, BAMAKO, May 28 – Mali will hold a presidential election on July 28, according to a draft law adopted by the cabinet as the nation struggles to move on from war and an 18-month political crisis.
A cabinet communique seen by AFP on Monday marked the first official confirmation of the date of the poll, seen as essential to restoring democratic rule after a coup last year paved the way for Islamist rebels to seize control of the north.
“The campaign will open on Sunday, July 7 at midnight and close at midnight on July 26,” the draft law read.
Acting president Dioncounda Traore has said that neither he nor his ministers will stand in the polls, which will go to a second round on August 11 if required.
The new government will have to lead Mali out of a crisis that has crippled the country since a Tuareg rebellion for independence of the north in January 2012.
They overwhelmed government troops, leading to a military coup in the capital Bamako which opened the way for hardline Islamists to chase out their former Tuareg allies and seize key northern cities before moving on the south.
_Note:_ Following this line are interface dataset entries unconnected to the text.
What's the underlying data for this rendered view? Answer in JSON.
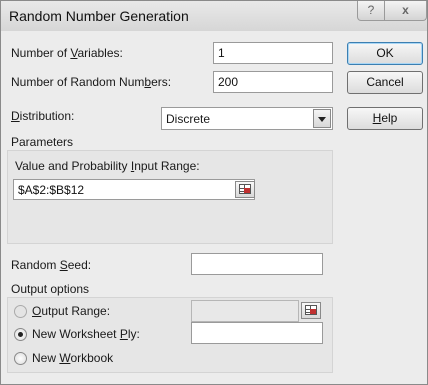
{
  "window": {
    "title": "Random Number Generation",
    "help_glyph": "?",
    "close_glyph": "x"
  },
  "fields": {
    "num_variables": {
      "label_pre": "Number of ",
      "label_key": "V",
      "label_post": "ariables:",
      "value": "1"
    },
    "num_random": {
      "label_pre": "Number of Random Num",
      "label_key": "b",
      "label_post": "ers:",
      "value": "200"
    },
    "distribution": {
      "label_key": "D",
      "label_post": "istribution:",
      "value": "Discrete"
    }
  },
  "buttons": {
    "ok": "OK",
    "cancel": "Cancel",
    "help_key": "H",
    "help_post": "elp"
  },
  "parameters": {
    "heading": "Parameters",
    "range_label_pre": "Value and Probability ",
    "range_label_key": "I",
    "range_label_post": "nput Range:",
    "range_value": "$A$2:$B$12"
  },
  "seed": {
    "label_pre": "Random ",
    "label_key": "S",
    "label_post": "eed:",
    "value": ""
  },
  "output": {
    "heading": "Output options",
    "output_range": {
      "label_key": "O",
      "label_post": "utput Range:",
      "value": "",
      "selected": false
    },
    "new_worksheet": {
      "label_pre": "New Worksheet ",
      "label_key": "P",
      "label_post": "ly:",
      "value": "",
      "selected": true
    },
    "new_workbook": {
      "label_pre": "New ",
      "label_key": "W",
      "label_post": "orkbook",
      "selected": false
    }
  }
}
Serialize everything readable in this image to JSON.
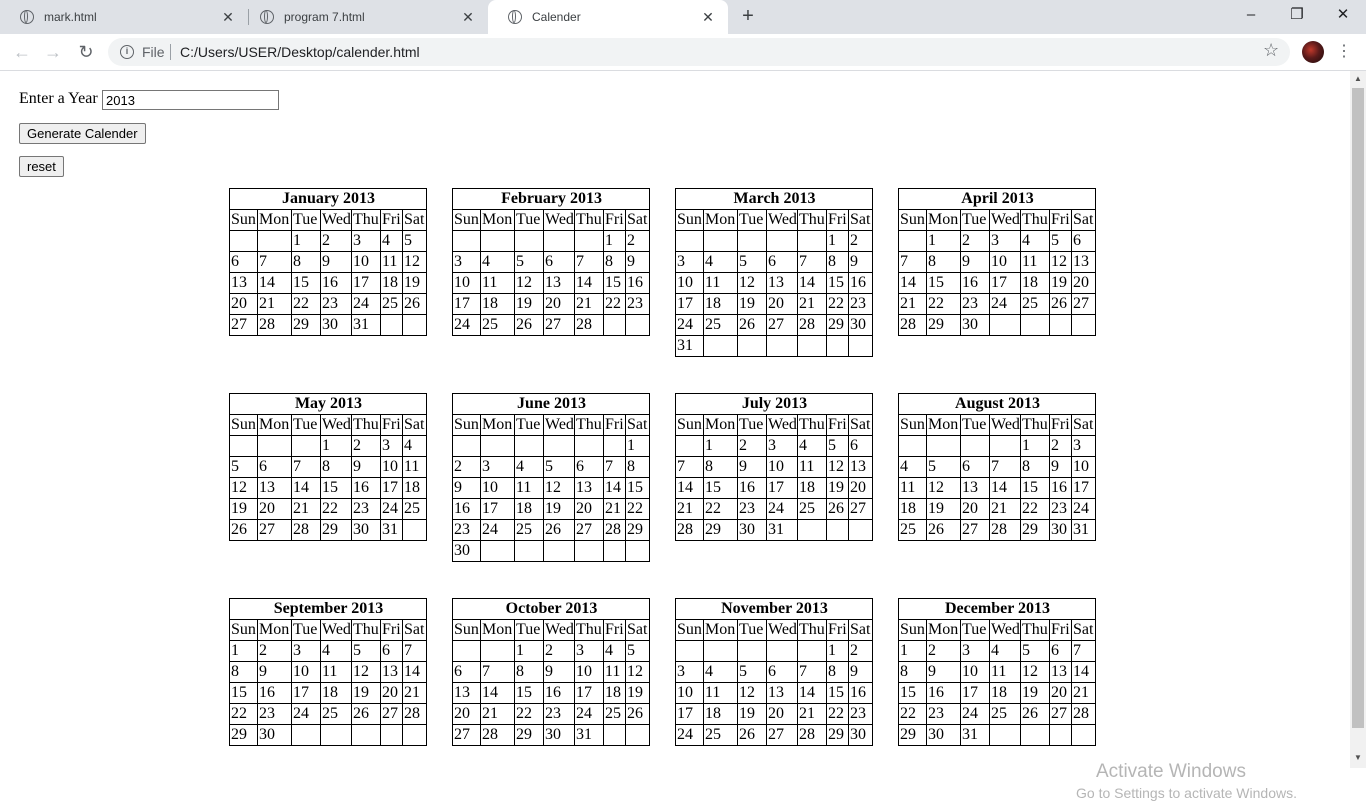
{
  "browser": {
    "tabs": [
      {
        "title": "mark.html"
      },
      {
        "title": "program 7.html"
      },
      {
        "title": "Calender"
      }
    ],
    "address": {
      "scheme": "File",
      "url": "C:/Users/USER/Desktop/calender.html"
    }
  },
  "page": {
    "year_label": "Enter a Year",
    "year_value": "2013",
    "generate_label": "Generate Calender",
    "reset_label": "reset",
    "weekdays": [
      "Sun",
      "Mon",
      "Tue",
      "Wed",
      "Thu",
      "Fri",
      "Sat"
    ],
    "months": [
      {
        "title": "January 2013",
        "start": 2,
        "days": 31
      },
      {
        "title": "February 2013",
        "start": 5,
        "days": 28
      },
      {
        "title": "March 2013",
        "start": 5,
        "days": 31
      },
      {
        "title": "April 2013",
        "start": 1,
        "days": 30
      },
      {
        "title": "May 2013",
        "start": 3,
        "days": 31
      },
      {
        "title": "June 2013",
        "start": 6,
        "days": 30
      },
      {
        "title": "July 2013",
        "start": 1,
        "days": 31
      },
      {
        "title": "August 2013",
        "start": 4,
        "days": 31
      },
      {
        "title": "September 2013",
        "start": 0,
        "days": 30
      },
      {
        "title": "October 2013",
        "start": 2,
        "days": 31
      },
      {
        "title": "November 2013",
        "start": 5,
        "days": 30
      },
      {
        "title": "December 2013",
        "start": 0,
        "days": 31
      }
    ]
  },
  "os": {
    "watermark_title": "Activate Windows",
    "watermark_text": "Go to Settings to activate Windows."
  }
}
France, Mali’s former colonial power, sent in troops in January to block an advance by the Al-Qaeda-linked rebels on Bamako.
The French-led offensive has pushed the militants out of the main cities and into desert and mountain hideouts from where they are staging guerrilla attacks.
Mali envoy and former foreign minister Tiebile Drame, speaking in Burkina Faso, confirmed that “the Malian authorities plan to hold the first round of a presidential election on July 28”.
He said there were high hopes that “we can move quickly towards the signing of an interim accord permitting the holding of the presidential election throughout the whole national territory of Mali.”
He was attending talks with Burkinabe President Blaise Compaore, the regional mediator in the Mali crisis.
One of the Mali rebel delegates, also in the Burkina capital Ouagadougou for talks on the crisis, gave a guarded welcome to news of the election date.
Hamada Ag Bibi, head of the High Council for the unity of Azawad (HCUA) said his group would “not oppose” the holding of the poll which could usher in “a legitimate power”, a president who could then hold negotiations on the future of Azawad.
That is the name Tuaregs use to refer to the northern half of Mali which they consider to be their heartland and for whose independence rebel groups have fought for years.
France meanwhile has begun withdrawing its 4,500 troops deployed in Mali and is handing over the reins to a 6,300-strong force, the International Mission for Support to Mali (MISMA).
Paris has said about 1,000 soldiers will remain in Mali beyond this year to back up a UN force of 12,600 peacekeepers that is to replace MISMA gradually from July and will be responsible for stabilising the north.
Meanwhile the EU is training Mali’s rag-tag armed forces to bring them up to standard on both their military role and responsibilities to civil society.
The international community hopes the July elections will produce an effective government but Mali’s national electoral commission has voiced concerns about the tight timeframe.
Deeply divided and poverty-stricken Mali is badly in need of help to repair the damage caused by the war and to offer some hope of bringing together its disparate political groups.
European Union officials say the war has displaced 500,000 people, with three quarters of them fleeing to the southern part of the country.
Some two million people have no secure food supply while 600,000 children are threatened by malnutrition, with conditions on the ground difficult for providing aid.